Kiska, a Rome resident, is the main volunteer at the wild animal preserve where the day begins at dawn. There are about 50 animals who look forward to seeing Kiska each morning. But while the preserve is home to tigers, lions, wolves, bears and other exotic creatures, Kiska cares for the ones who are a little more common, but no less special.
“I look after all the barnyard animals,” she said. “In all there are about 50 of them. There are goats, pot-bellied pigs, even peacocks.”
Kiska must feed and water all the animals and clean their stalls. Some of the animals under her care are a little more exotic than others. A pair of peacocks perch on top of the barn, resplendent in their colorful plumage while best friends Tootles and Zach share a large enclosure. Tootles is a camel and Zach is a zebra. They were raised together and are inseperable. Kiska said she loves all the animals but believes Tootles needs special attention every now and again.

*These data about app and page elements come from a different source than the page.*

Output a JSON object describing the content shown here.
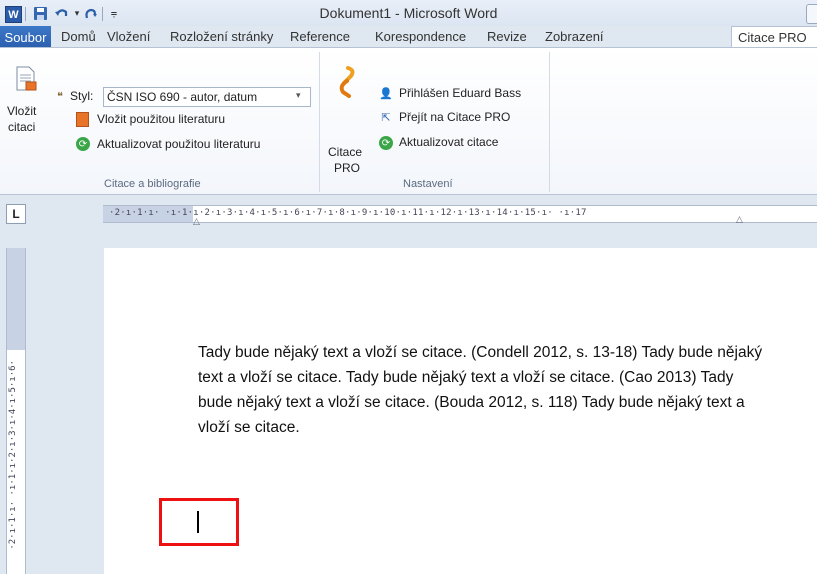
{
  "window": {
    "title": "Dokument1 - Microsoft Word",
    "app_icon": "word-icon"
  },
  "qat": {
    "save_icon": "save-icon",
    "undo_icon": "undo-icon",
    "redo_icon": "redo-icon"
  },
  "tabs": {
    "file": "Soubor",
    "items": [
      "Domů",
      "Vložení",
      "Rozložení stránky",
      "Reference",
      "Korespondence",
      "Revize",
      "Zobrazení",
      "Citace PRO"
    ],
    "active": "Citace PRO"
  },
  "ribbon": {
    "insert_citation": {
      "line1": "Vložit",
      "line2": "citaci"
    },
    "style_label": "Styl:",
    "style_value": "ČSN ISO 690 - autor, datum",
    "insert_bibliography": "Vložit použitou literaturu",
    "update_bibliography": "Aktualizovat použitou literaturu",
    "group1_label": "Citace a bibliografie",
    "citace_pro": {
      "line1": "Citace",
      "line2": "PRO"
    },
    "logged_in": "Přihlášen Eduard Bass",
    "go_to": "Přejít na Citace PRO",
    "update_citations": "Aktualizovat citace",
    "group2_label": "Nastavení"
  },
  "ruler": {
    "tab_selector": "L",
    "horizontal": "·2·ı·1·ı·  ·ı·1·ı·2·ı·3·ı·4·ı·5·ı·6·ı·7·ı·8·ı·9·ı·10·ı·11·ı·12·ı·13·ı·14·ı·15·ı·  ·ı·17",
    "vertical": "·2·ı·1·ı·  ·ı·1·ı·2·ı·3·ı·4·ı·5·ı·6·"
  },
  "document": {
    "paragraph": "Tady bude nějaký text a vloží se citace. (Condell 2012, s. 13-18) Tady bude nějaký text a vloží se citace. Tady bude nějaký text a vloží se citace. (Cao 2013) Tady bude nějaký text a vloží se citace. (Bouda 2012, s. 118) Tady bude nějaký text a vloží se citace."
  },
  "colors": {
    "file_tab": "#2a5fae",
    "highlight_box": "#ee1111",
    "ribbon_bg": "#ffffff",
    "chrome_bg": "#dfe7f1"
  }
}
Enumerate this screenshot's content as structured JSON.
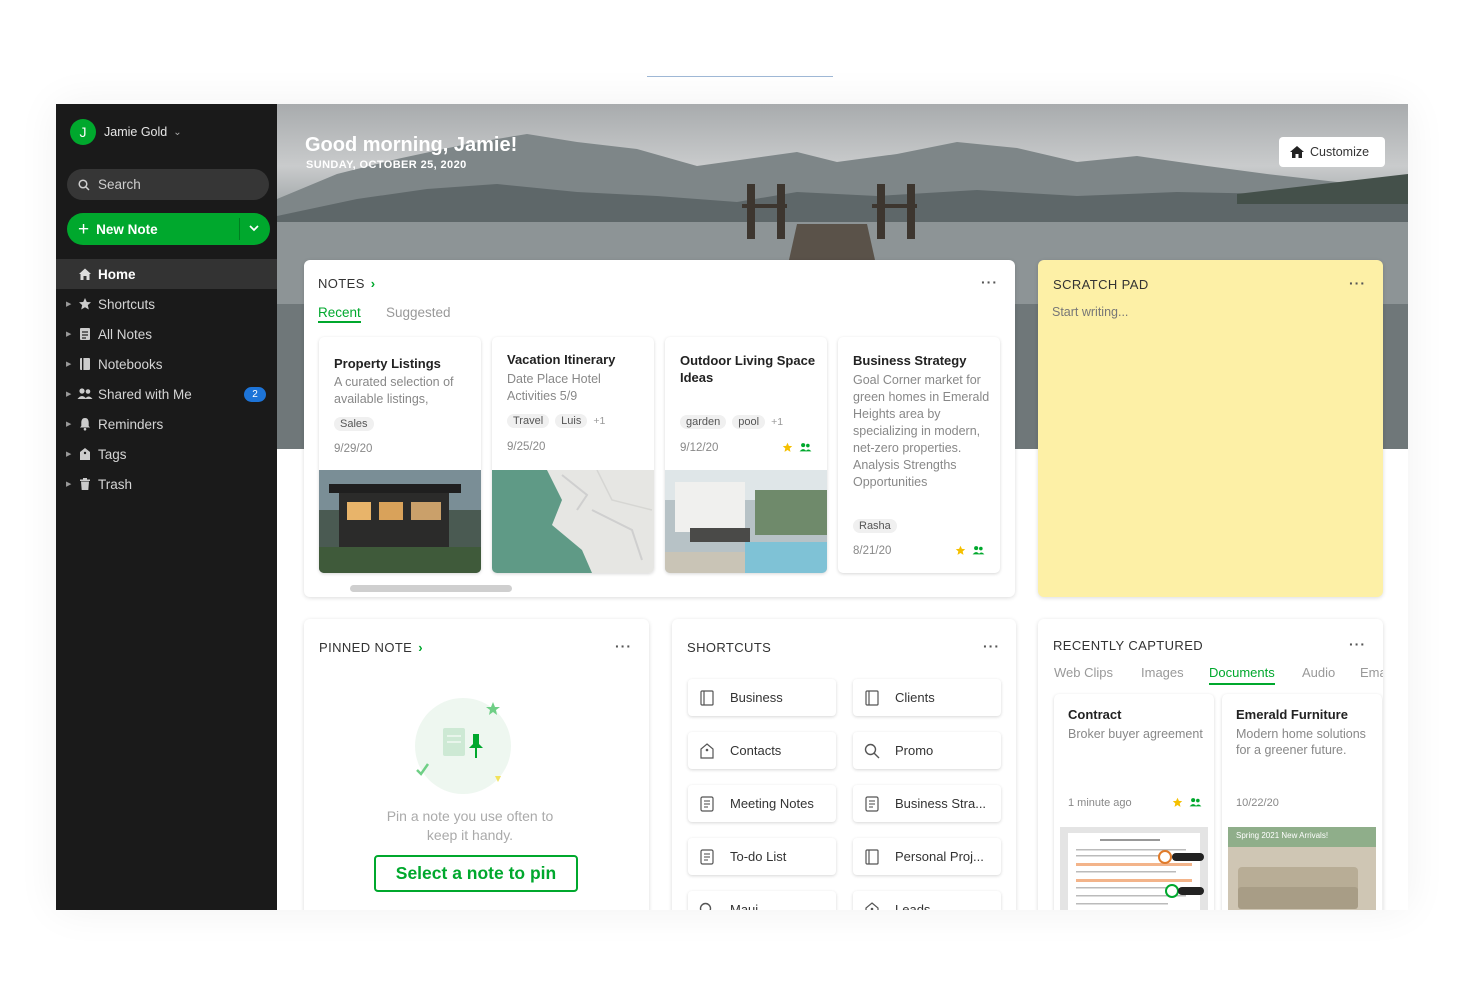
{
  "sidebar": {
    "account": {
      "initial": "J",
      "name": "Jamie Gold"
    },
    "search_label": "Search",
    "new_note_label": "New Note",
    "items": [
      {
        "label": "Home",
        "icon": "home-icon"
      },
      {
        "label": "Shortcuts",
        "icon": "star-icon"
      },
      {
        "label": "All Notes",
        "icon": "notes-icon"
      },
      {
        "label": "Notebooks",
        "icon": "notebook-icon"
      },
      {
        "label": "Shared with Me",
        "icon": "shared-icon",
        "badge": "2"
      },
      {
        "label": "Reminders",
        "icon": "bell-icon"
      },
      {
        "label": "Tags",
        "icon": "tag-icon"
      },
      {
        "label": "Trash",
        "icon": "trash-icon"
      }
    ]
  },
  "hero": {
    "greeting": "Good morning, Jamie!",
    "date": "SUNDAY, OCTOBER 25, 2020",
    "customize_label": "Customize"
  },
  "notes": {
    "title": "NOTES",
    "tabs": [
      "Recent",
      "Suggested"
    ],
    "cards": [
      {
        "title": "Property Listings",
        "body": "A curated selection of available listings,",
        "tags": [
          "Sales"
        ],
        "more": "",
        "date": "9/29/20",
        "image": "house"
      },
      {
        "title": "Vacation Itinerary",
        "body": "Date Place Hotel Activities 5/9",
        "tags": [
          "Travel",
          "Luis"
        ],
        "more": "+1",
        "date": "9/25/20",
        "image": "map"
      },
      {
        "title": "Outdoor Living Space Ideas",
        "body": "",
        "tags": [
          "garden",
          "pool"
        ],
        "more": "+1",
        "date": "9/12/20",
        "image": "pool"
      },
      {
        "title": "Business Strategy",
        "body": "Goal Corner market for green homes in Emerald Heights area by specializing in modern, net-zero properties. Analysis Strengths Opportunities",
        "tags": [
          "Rasha"
        ],
        "more": "",
        "date": "8/21/20",
        "image": ""
      }
    ]
  },
  "scratch": {
    "title": "SCRATCH PAD",
    "placeholder": "Start writing..."
  },
  "pinned": {
    "title": "PINNED NOTE",
    "message": "Pin a note you use often to keep it handy.",
    "button": "Select a note to pin"
  },
  "shortcuts": {
    "title": "SHORTCUTS",
    "items": [
      {
        "label": "Business",
        "icon": "notebook-icon"
      },
      {
        "label": "Clients",
        "icon": "notebook-icon"
      },
      {
        "label": "Contacts",
        "icon": "tag-icon"
      },
      {
        "label": "Promo",
        "icon": "search-icon"
      },
      {
        "label": "Meeting Notes",
        "icon": "note-icon"
      },
      {
        "label": "Business Stra...",
        "icon": "note-icon"
      },
      {
        "label": "To-do List",
        "icon": "note-icon"
      },
      {
        "label": "Personal Proj...",
        "icon": "notebook-icon"
      },
      {
        "label": "Maui",
        "icon": "search-icon"
      },
      {
        "label": "Leads",
        "icon": "tag-icon"
      }
    ]
  },
  "recent": {
    "title": "RECENTLY CAPTURED",
    "tabs": [
      "Web Clips",
      "Images",
      "Documents",
      "Audio",
      "Emai"
    ],
    "active_tab": "Documents",
    "cards": [
      {
        "title": "Contract",
        "body": "Broker buyer agreement",
        "date": "1 minute ago"
      },
      {
        "title": "Emerald Furniture",
        "body": "Modern home solutions for a greener future.",
        "date": "10/22/20",
        "thumb_caption": "Spring 2021 New Arrivals!"
      }
    ]
  },
  "colors": {
    "accent": "#00a82d",
    "sidebar": "#1a1a1a",
    "scratch": "#fdf0a6",
    "badge": "#1d74d8"
  }
}
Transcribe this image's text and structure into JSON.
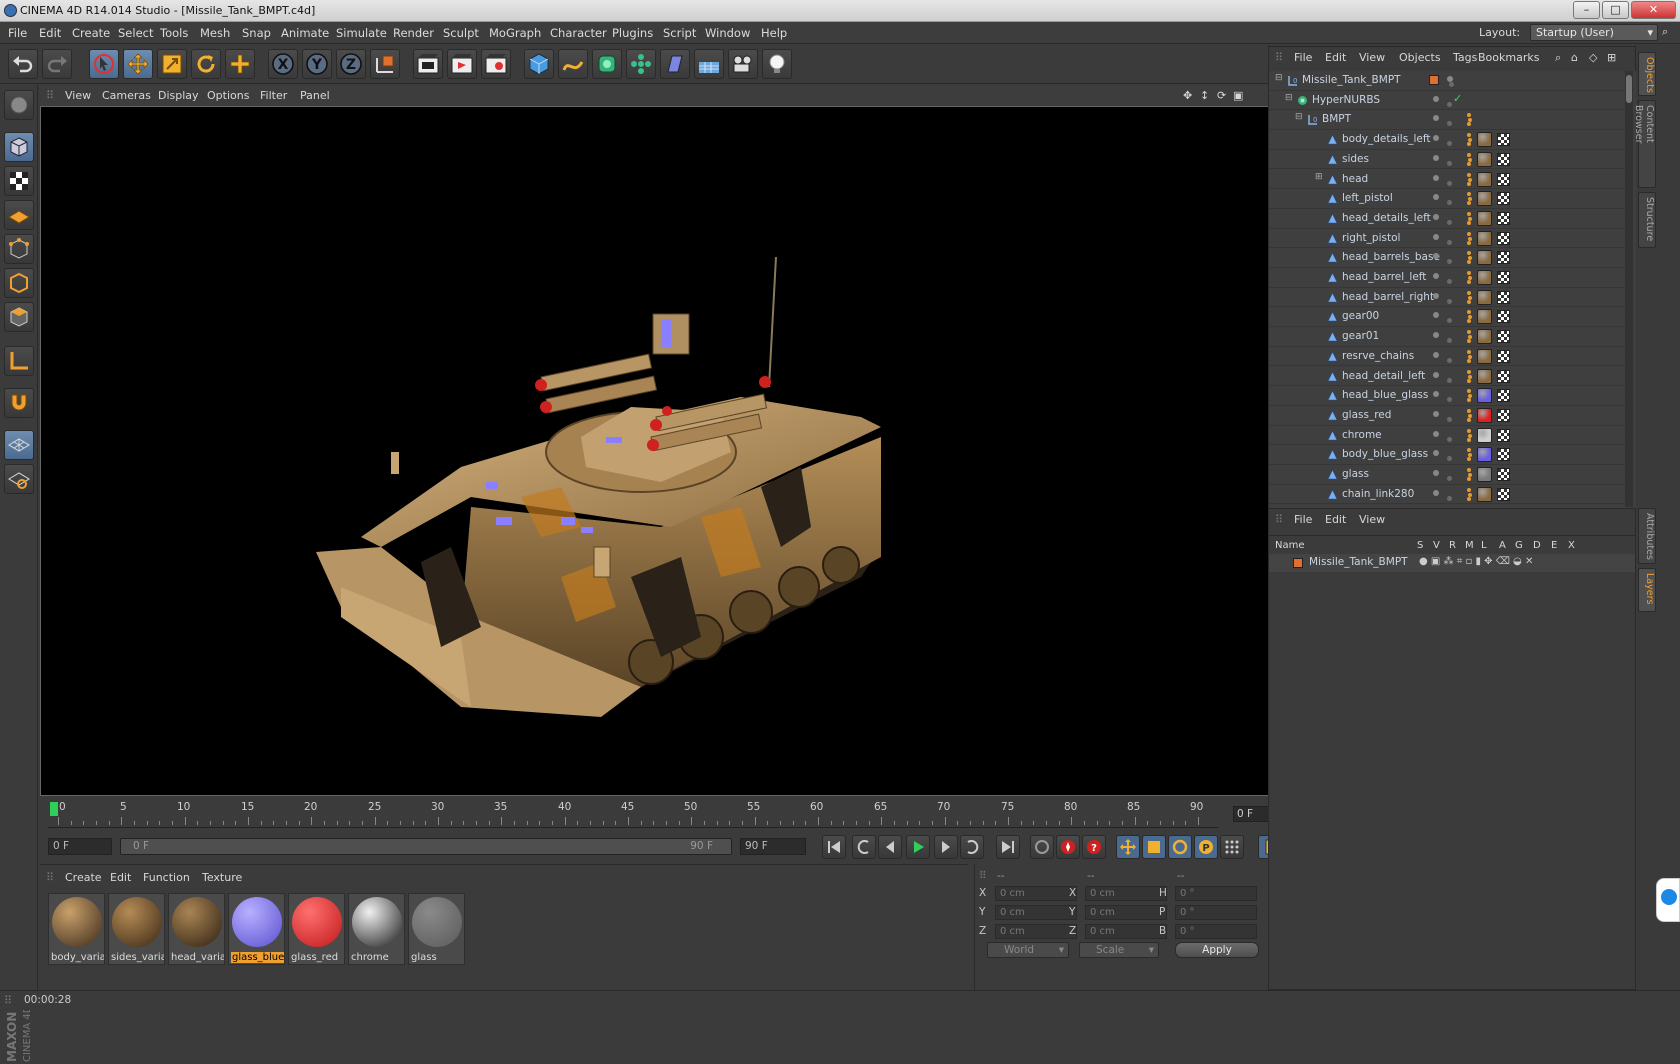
{
  "window": {
    "title": "CINEMA 4D R14.014 Studio - [Missile_Tank_BMPT.c4d]"
  },
  "menubar": {
    "items": [
      "File",
      "Edit",
      "Create",
      "Select",
      "Tools",
      "Mesh",
      "Snap",
      "Animate",
      "Simulate",
      "Render",
      "Sculpt",
      "MoGraph",
      "Character",
      "Plugins",
      "Script",
      "Window",
      "Help"
    ],
    "layout_label": "Layout:",
    "layout_value": "Startup (User)"
  },
  "toolbar": {
    "icons": [
      "undo-icon",
      "redo-icon",
      "live-selection-icon",
      "move-icon",
      "scale-icon",
      "rotate-icon",
      "add-object-icon",
      "x-axis-icon",
      "y-axis-icon",
      "z-axis-icon",
      "coordinate-system-icon",
      "render-view-icon",
      "render-picture-viewer-icon",
      "edit-render-settings-icon",
      "cube-icon",
      "spline-pen-icon",
      "nurbs-icon",
      "array-icon",
      "deformer-icon",
      "floor-environment-icon",
      "camera-icon",
      "light-icon"
    ]
  },
  "viewport": {
    "menu": [
      "View",
      "Cameras",
      "Display",
      "Options",
      "Filter",
      "Panel"
    ]
  },
  "timeline": {
    "labels": [
      "0",
      "5",
      "10",
      "15",
      "20",
      "25",
      "30",
      "35",
      "40",
      "45",
      "50",
      "55",
      "60",
      "65",
      "70",
      "75",
      "80",
      "85",
      "90"
    ],
    "current_frame": "0 F",
    "start_field": "0 F",
    "slider_start": "0 F",
    "slider_end": "90 F",
    "end_field": "90 F"
  },
  "materials": {
    "menu": [
      "Create",
      "Edit",
      "Function",
      "Texture"
    ],
    "items": [
      {
        "label": "body_varia",
        "color1": "#c9a06a",
        "color2": "#3b2a1a",
        "selected": false
      },
      {
        "label": "sides_varia",
        "color1": "#b58b55",
        "color2": "#3a2815",
        "selected": false
      },
      {
        "label": "head_varia",
        "color1": "#a98555",
        "color2": "#2e2010",
        "selected": false
      },
      {
        "label": "glass_blue",
        "color1": "#b8b0ff",
        "color2": "#5a4fd0",
        "selected": true
      },
      {
        "label": "glass_red",
        "color1": "#ff7070",
        "color2": "#c01818",
        "selected": false
      },
      {
        "label": "chrome",
        "color1": "#f0f0f0",
        "color2": "#1a1a1a",
        "selected": false
      },
      {
        "label": "glass",
        "color1": "#8a8a8a",
        "color2": "#5a5a5a",
        "selected": false
      }
    ]
  },
  "coordinates": {
    "headers": [
      "--",
      "--",
      "--"
    ],
    "rows": [
      {
        "a": "X",
        "av": "0 cm",
        "b": "X",
        "bv": "0 cm",
        "c": "H",
        "cv": "0 °"
      },
      {
        "a": "Y",
        "av": "0 cm",
        "b": "Y",
        "bv": "0 cm",
        "c": "P",
        "cv": "0 °"
      },
      {
        "a": "Z",
        "av": "0 cm",
        "b": "Z",
        "bv": "0 cm",
        "c": "B",
        "cv": "0 °"
      }
    ],
    "mode1": "World",
    "mode2": "Scale",
    "apply": "Apply"
  },
  "objects": {
    "menu": [
      "File",
      "Edit",
      "View",
      "Objects",
      "Tags",
      "Bookmarks"
    ],
    "rows": [
      {
        "name": "Missile_Tank_BMPT",
        "level": 0,
        "type": "null",
        "tags": "none"
      },
      {
        "name": "HyperNURBS",
        "level": 1,
        "type": "nurbs",
        "tags": "check"
      },
      {
        "name": "BMPT",
        "level": 2,
        "type": "null",
        "tags": "texonly"
      },
      {
        "name": "body_details_left",
        "level": 3,
        "type": "poly",
        "mat": "#8a6a40"
      },
      {
        "name": "sides",
        "level": 3,
        "type": "poly",
        "mat": "#8a6a40"
      },
      {
        "name": "head",
        "level": 3,
        "type": "poly",
        "mat": "#8a6a40",
        "expand": true
      },
      {
        "name": "left_pistol",
        "level": 3,
        "type": "poly",
        "mat": "#8a6a40"
      },
      {
        "name": "head_details_left",
        "level": 3,
        "type": "poly",
        "mat": "#8a6a40"
      },
      {
        "name": "right_pistol",
        "level": 3,
        "type": "poly",
        "mat": "#8a6a40"
      },
      {
        "name": "head_barrels_base",
        "level": 3,
        "type": "poly",
        "mat": "#8a6a40"
      },
      {
        "name": "head_barrel_left",
        "level": 3,
        "type": "poly",
        "mat": "#8a6a40"
      },
      {
        "name": "head_barrel_right",
        "level": 3,
        "type": "poly",
        "mat": "#8a6a40"
      },
      {
        "name": "gear00",
        "level": 3,
        "type": "poly",
        "mat": "#8a6a40"
      },
      {
        "name": "gear01",
        "level": 3,
        "type": "poly",
        "mat": "#8a6a40"
      },
      {
        "name": "resrve_chains",
        "level": 3,
        "type": "poly",
        "mat": "#8a6a40"
      },
      {
        "name": "head_detail_left",
        "level": 3,
        "type": "poly",
        "mat": "#8a6a40"
      },
      {
        "name": "head_blue_glass",
        "level": 3,
        "type": "poly",
        "mat": "#6a5fe0"
      },
      {
        "name": "glass_red",
        "level": 3,
        "type": "poly",
        "mat": "#e02020"
      },
      {
        "name": "chrome",
        "level": 3,
        "type": "poly",
        "mat": "#d0d0d0"
      },
      {
        "name": "body_blue_glass",
        "level": 3,
        "type": "poly",
        "mat": "#6a5fe0"
      },
      {
        "name": "glass",
        "level": 3,
        "type": "poly",
        "mat": "#7a7a7a"
      },
      {
        "name": "chain_link280",
        "level": 3,
        "type": "poly",
        "mat": "#8a6a40"
      }
    ]
  },
  "layers": {
    "menu": [
      "File",
      "Edit",
      "View"
    ],
    "headers": [
      "Name",
      "S",
      "V",
      "R",
      "M",
      "L",
      "A",
      "G",
      "D",
      "E",
      "X"
    ],
    "row": "Missile_Tank_BMPT"
  },
  "siderail": {
    "tabs": [
      "Objects",
      "Content Browser",
      "Structure",
      "Attributes",
      "Layers"
    ]
  },
  "status": {
    "time": "00:00:28"
  },
  "branding": {
    "logo": "MAXON CINEMA 4D"
  },
  "colors": {
    "accent": "#f0a030",
    "selection": "#4a6a90",
    "bg": "#3b3b3b"
  }
}
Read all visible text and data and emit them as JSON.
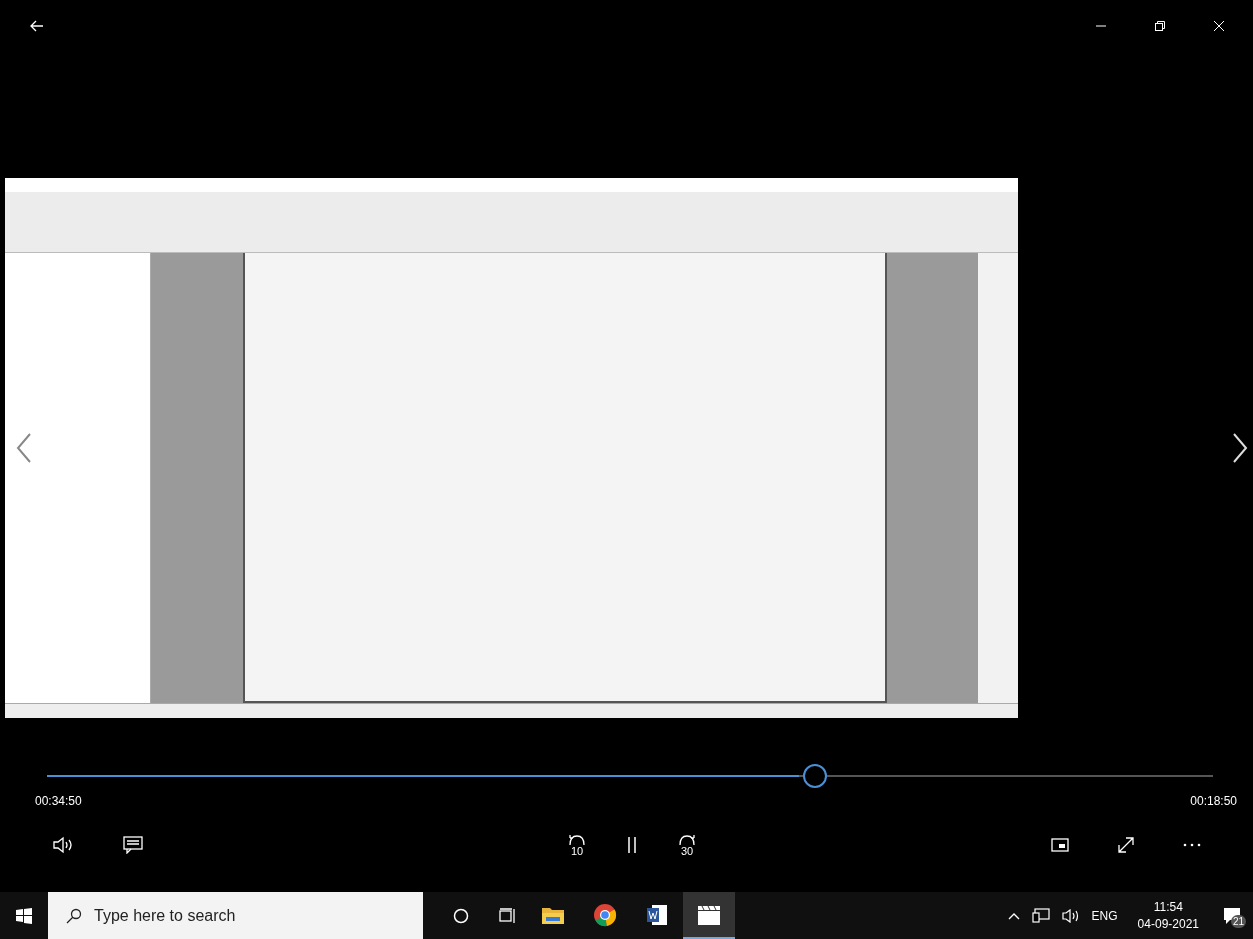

“This is good exercise for me,” she said while pushing a wheelbarrow full of straw to one of the enclosures. “It puts a smile on my face every time I do this. The animals appreciate that I’m here and I love this work.”
But while Kiska is queen of the barnyard, there are others who share this kingdom as well. New additions to the preserve include a great horned owl and a handsome red hawk.
Susan Steffens, founder and executive director at Untamed Mountain (home of Tigers for Tomorrow), said the organization has transformed from simply a big cat sanctuary to a full-scale predator and wild animal preserve.
The two raptors (the hawk and owl) are part of a vital arm of the organization — education. They are just two of the animals at Untamed Mountain who frequently leave the sanctuary to do community outreach.
“We take many of our small mammals and our birds of prey into the community to do outreach,” Steffens said. “We go to schools, clubs and even assisted living facilities to show people the animals, teach them about what we do here at Untamed Mountain and hopefully give them an experience with these animals that they’ll remember for the rest of their lives.”
Part of that outreach was the construction of the Legacy Living Classroom at Untamed Mountain. It serves as a welcome center and teaching tool. It is the gateway to the preserve and is filled with creatures of its own, from Alexis the American Alligator to Chuckle the rat, Moose the ferret and Pockets, a beautiful green-winged macaw.
“Our visitors love being able to see and touch these animals,” Steffens said. “It’s one thing to hear about these creatures but for a child or any visitor be able to hold and feel a chinchilla’s soft fur or to see exactly how intelligent ferrets are, it stays with them and they have a better understanding of why it’s important to protect all these animals.”
An exciting new addition to the preserve has come in the form of three rambunctious Bengal tiger cubs. Ayla, Aurora and Ravi are ambassadors for the plight of tigers around the world. At 18 weeks old, Ayla displays the traditional colors of orange and black, but Aurora is stunning in her coat of white. Ravi, however, is rarest of all. She is a golden tabby tiger. Like the white tiger, the golden tabby is a color variation and not a separate species. There are currently believed to be fewer than 30 of these rare tigers in the world.
Steffens takes the cubs on outreach trips and they cause quite a stir wherever they go. The preserve needs funding to build them a comfortable enclosure, however. The cubs can be sponsored by individuals and businesses by visiting Untamed Mountain’s website tigersfortomorrow.org.
Another big cat that needs the public’s help is Kazuma, a four-year-old lion who until recently has lived in unacceptable conditions in a zoo in Guatemala. Steffens has secured permission to bring Kazuma to Untamed Mountain where he will live in safety and comfort. But the organization needs donors to offset the cost of transportation, veterinary services and housing.
To learn more about or to help Kazuma or any of the animals at Untamed Mountain, visit online at tigersfortomorrow.org or call 256-524-4150.
Untamed Mountain, home of Tigers for Tomorrow, is open year round, every Friday, Saturday and Sunday from 9 a.m. to 5 p.m. for the public to walk about. No reservations are required.
Admission is $12 plus tax for adults ages 12 and over, and $6 plus tax for children ages 3 to 11. Senior adults 65 and over pay $8 plus tax.
Private tours are available by appointment.
Group tours, private tours and field trips are available Tuesday through Sunday by reservation only.
Untamed Mountain is located at 708 County Road 345, Attalla, Ala. GPS coordinates are Latitude: 34.221844, Longitude: 85.96269.
Click here to read a previous article about Tigers for Tomorrow.